> [Action item]:
If a line in the following entries holds the string "Stacey", include it in the tally. State the total and nothing further.

Web page and app entries:
Content starts
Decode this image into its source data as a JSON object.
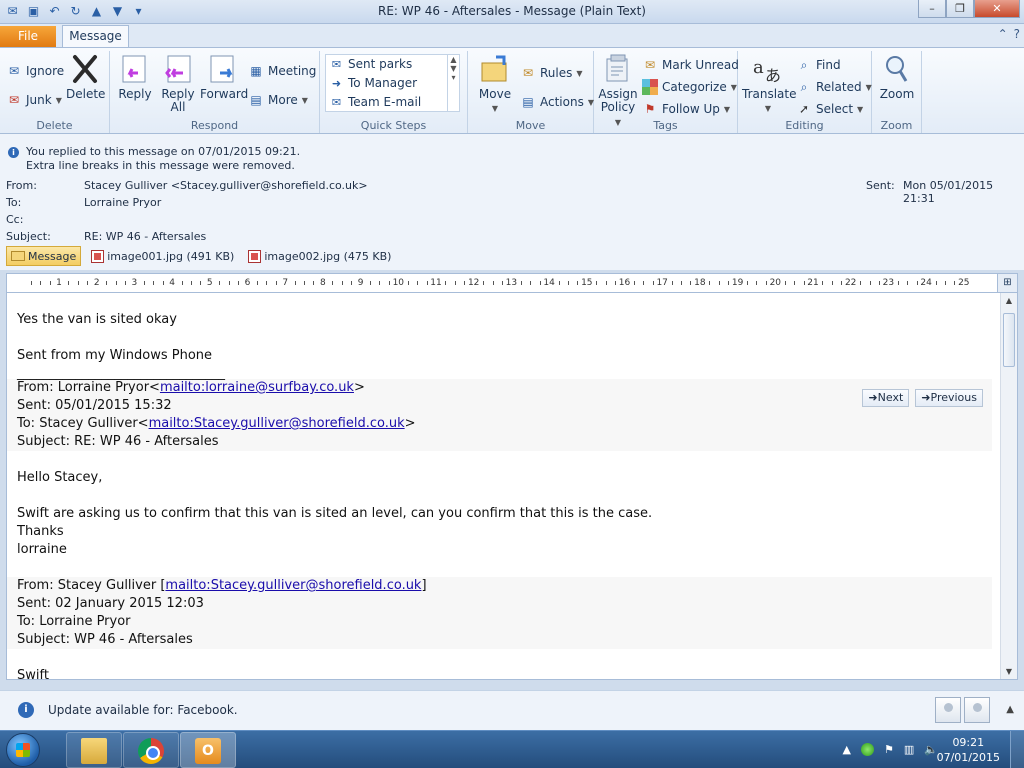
{
  "window": {
    "title": "RE: WP 46 - Aftersales  -  Message (Plain Text)",
    "file_tab": "File",
    "message_tab": "Message"
  },
  "ribbon": {
    "delete_group": {
      "label": "Delete",
      "ignore": "Ignore",
      "junk": "Junk",
      "delete": "Delete"
    },
    "respond_group": {
      "label": "Respond",
      "reply": "Reply",
      "reply_all_1": "Reply",
      "reply_all_2": "All",
      "forward": "Forward",
      "meeting": "Meeting",
      "more": "More"
    },
    "quick_steps": {
      "label": "Quick Steps",
      "items": [
        "Sent parks",
        "To Manager",
        "Team E-mail"
      ]
    },
    "move_group": {
      "label": "Move",
      "move": "Move",
      "rules": "Rules",
      "actions": "Actions"
    },
    "tags_group": {
      "label": "Tags",
      "assign_1": "Assign",
      "assign_2": "Policy",
      "mark_unread": "Mark Unread",
      "categorize": "Categorize",
      "follow_up": "Follow Up"
    },
    "editing_group": {
      "label": "Editing",
      "translate": "Translate",
      "find": "Find",
      "related": "Related",
      "select": "Select"
    },
    "zoom_group": {
      "label": "Zoom",
      "zoom": "Zoom"
    }
  },
  "header": {
    "info_line1": "You replied to this message on 07/01/2015 09:21.",
    "info_line2": "Extra line breaks in this message were removed.",
    "from_label": "From:",
    "from_value": "Stacey Gulliver <Stacey.gulliver@shorefield.co.uk>",
    "to_label": "To:",
    "to_value": "Lorraine Pryor",
    "cc_label": "Cc:",
    "cc_value": "",
    "subject_label": "Subject:",
    "subject_value": "RE: WP 46 - Aftersales",
    "sent_label": "Sent:",
    "sent_value": "Mon 05/01/2015 21:31"
  },
  "attachments": {
    "message_tab": "Message",
    "files": [
      "image001.jpg (491 KB)",
      "image002.jpg (475 KB)"
    ]
  },
  "ruler": {
    "ticks": [
      "1",
      "2",
      "3",
      "4",
      "5",
      "6",
      "7",
      "8",
      "9",
      "10",
      "11",
      "12",
      "13",
      "14",
      "15",
      "16",
      "17",
      "18",
      "19",
      "20",
      "21",
      "22",
      "23",
      "24",
      "25"
    ]
  },
  "body": {
    "line1": "Yes the van is sited okay",
    "line2": "Sent from my Windows Phone",
    "separator": "________________________________",
    "q1_from_prefix": "From: Lorraine Pryor<",
    "q1_from_link": "mailto:lorraine@surfbay.co.uk",
    "q1_from_suffix": ">",
    "q1_sent": "Sent: 05/01/2015 15:32",
    "q1_to_prefix": "To: Stacey Gulliver<",
    "q1_to_link": "mailto:Stacey.gulliver@shorefield.co.uk",
    "q1_to_suffix": ">",
    "q1_subject": "Subject: RE: WP 46 - Aftersales",
    "greeting": "Hello Stacey,",
    "para": "Swift are asking us to confirm that this van is sited an level, can you confirm that this is the case.",
    "thanks": "Thanks",
    "sign": "lorraine",
    "q2_from_prefix": "From: Stacey Gulliver [",
    "q2_from_link": "mailto:Stacey.gulliver@shorefield.co.uk",
    "q2_from_suffix": "]",
    "q2_sent": "Sent: 02 January 2015 12:03",
    "q2_to": "To: Lorraine Pryor",
    "q2_subject": "Subject: WP 46 - Aftersales",
    "cutoff": "Swift"
  },
  "nav": {
    "next": "Next",
    "previous": "Previous"
  },
  "status": {
    "text": "Update available for: Facebook."
  },
  "taskbar": {
    "time": "09:21",
    "date": "07/01/2015"
  }
}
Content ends
> [Output below]:
6